[[ Records provided open ]]
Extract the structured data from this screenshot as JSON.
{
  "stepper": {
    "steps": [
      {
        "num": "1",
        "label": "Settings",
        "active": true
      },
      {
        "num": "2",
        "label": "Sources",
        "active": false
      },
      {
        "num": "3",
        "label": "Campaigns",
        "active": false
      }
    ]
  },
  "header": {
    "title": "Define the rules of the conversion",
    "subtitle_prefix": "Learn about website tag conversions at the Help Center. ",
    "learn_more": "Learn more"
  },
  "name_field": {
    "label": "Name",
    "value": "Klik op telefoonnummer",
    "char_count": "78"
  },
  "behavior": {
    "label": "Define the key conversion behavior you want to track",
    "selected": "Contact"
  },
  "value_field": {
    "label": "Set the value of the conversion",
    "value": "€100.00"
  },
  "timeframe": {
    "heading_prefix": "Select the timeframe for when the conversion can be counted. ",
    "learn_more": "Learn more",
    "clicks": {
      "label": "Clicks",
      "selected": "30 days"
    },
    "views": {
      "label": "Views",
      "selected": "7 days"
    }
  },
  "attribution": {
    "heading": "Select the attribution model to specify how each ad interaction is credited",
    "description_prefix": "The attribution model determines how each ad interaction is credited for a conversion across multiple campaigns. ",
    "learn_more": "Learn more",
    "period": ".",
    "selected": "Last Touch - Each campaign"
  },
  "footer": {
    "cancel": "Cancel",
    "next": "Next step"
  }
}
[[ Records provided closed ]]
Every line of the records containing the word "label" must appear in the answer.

        "label": "Settings",
        "label": "Sources",
        "label": "Campaigns",
    "label": "Name",
    "label": "Define the key conversion behavior you want to track",
    "label": "Set the value of the conversion",
      "label": "Clicks",
      "label": "Views",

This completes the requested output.